• **PROMPT**: Records follow. Select each line holding "geen".

• **GIVEN ENTRIES**:
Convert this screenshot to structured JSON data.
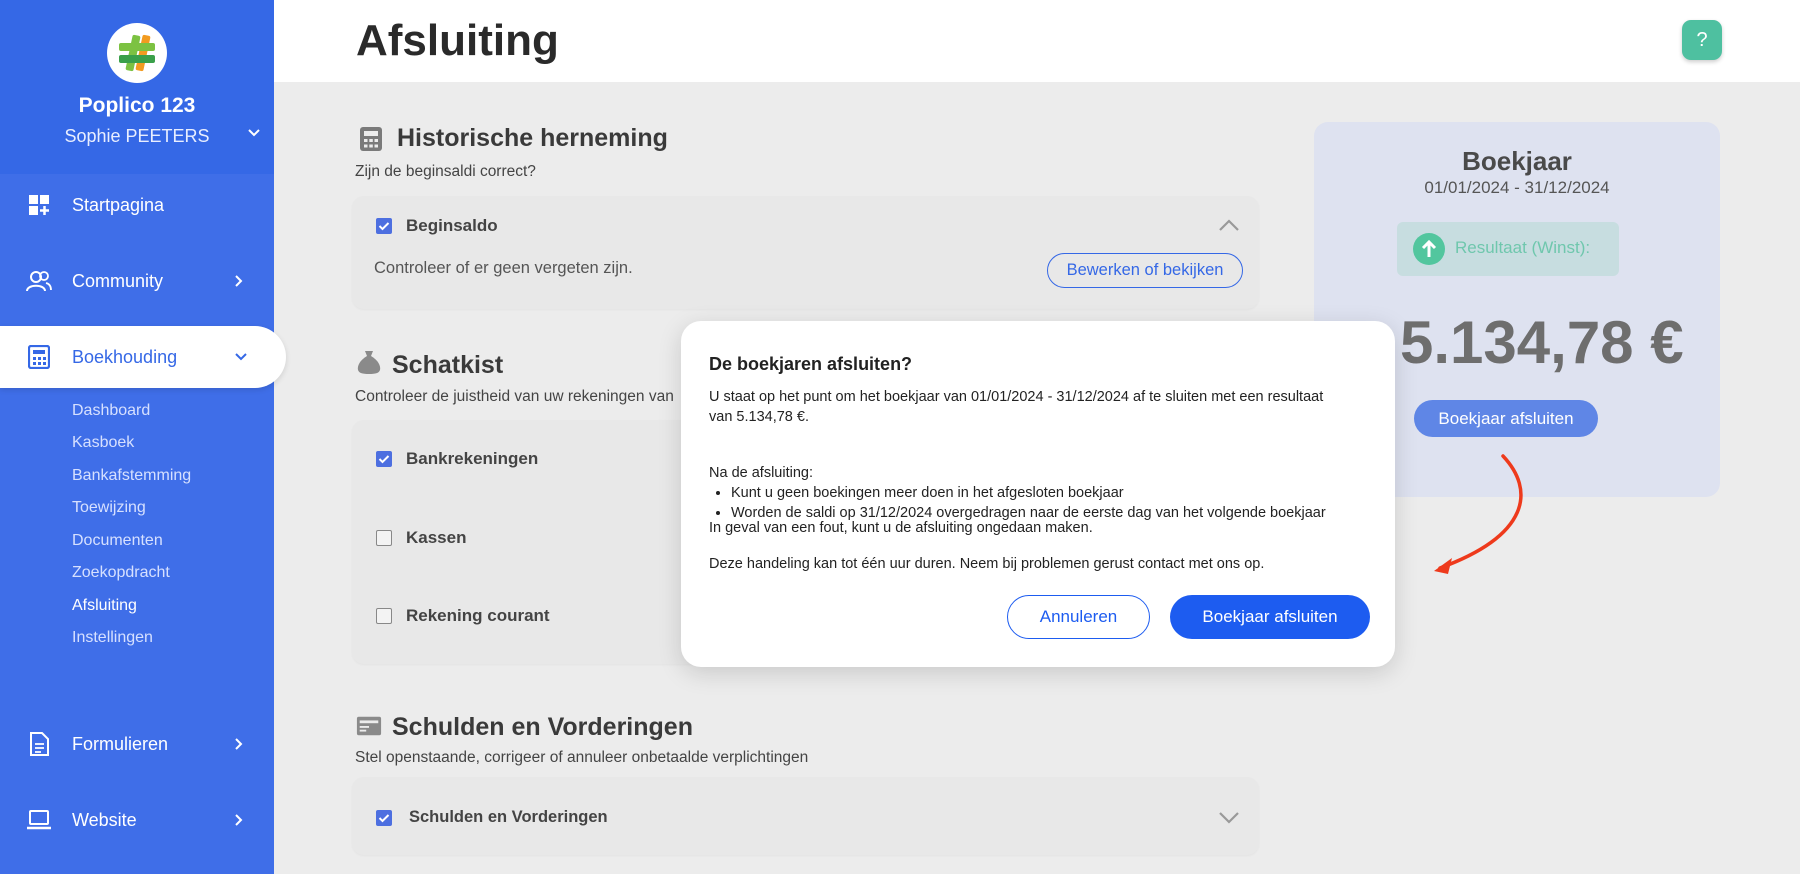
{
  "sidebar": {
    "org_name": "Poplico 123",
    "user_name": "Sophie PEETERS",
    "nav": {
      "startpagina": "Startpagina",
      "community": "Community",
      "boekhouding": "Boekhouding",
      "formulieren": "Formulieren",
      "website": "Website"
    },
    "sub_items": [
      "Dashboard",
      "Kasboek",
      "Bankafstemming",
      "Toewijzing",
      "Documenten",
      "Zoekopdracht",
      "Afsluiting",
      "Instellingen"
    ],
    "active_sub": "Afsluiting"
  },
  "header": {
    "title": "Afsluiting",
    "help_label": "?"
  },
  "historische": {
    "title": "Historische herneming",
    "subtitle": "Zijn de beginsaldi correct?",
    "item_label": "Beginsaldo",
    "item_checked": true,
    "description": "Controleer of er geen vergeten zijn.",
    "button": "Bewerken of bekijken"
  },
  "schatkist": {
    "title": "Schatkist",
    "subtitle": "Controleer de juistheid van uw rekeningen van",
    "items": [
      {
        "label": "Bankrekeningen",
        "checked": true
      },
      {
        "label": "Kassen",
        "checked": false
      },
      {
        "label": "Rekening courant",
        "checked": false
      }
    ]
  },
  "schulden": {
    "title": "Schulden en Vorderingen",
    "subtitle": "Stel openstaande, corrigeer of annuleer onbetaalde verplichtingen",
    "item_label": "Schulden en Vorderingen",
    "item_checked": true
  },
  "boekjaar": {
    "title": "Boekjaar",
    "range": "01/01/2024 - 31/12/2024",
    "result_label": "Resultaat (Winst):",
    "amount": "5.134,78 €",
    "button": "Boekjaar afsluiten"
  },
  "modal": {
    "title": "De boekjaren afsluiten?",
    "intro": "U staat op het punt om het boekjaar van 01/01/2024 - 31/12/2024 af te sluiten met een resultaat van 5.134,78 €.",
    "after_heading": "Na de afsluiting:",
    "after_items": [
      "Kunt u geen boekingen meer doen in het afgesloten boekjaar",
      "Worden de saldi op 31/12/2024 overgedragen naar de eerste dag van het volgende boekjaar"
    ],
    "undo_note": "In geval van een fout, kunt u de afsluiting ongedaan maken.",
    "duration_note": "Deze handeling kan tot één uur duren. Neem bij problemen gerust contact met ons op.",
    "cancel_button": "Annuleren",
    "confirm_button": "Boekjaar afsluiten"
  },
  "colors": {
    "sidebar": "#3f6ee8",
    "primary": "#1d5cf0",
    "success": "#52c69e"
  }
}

• **ANSWER TO THE EXERCISE**:
    "description": "Controleer of er geen vergeten zijn.",
      "Kunt u geen boekingen meer doen in het afgesloten boekjaar",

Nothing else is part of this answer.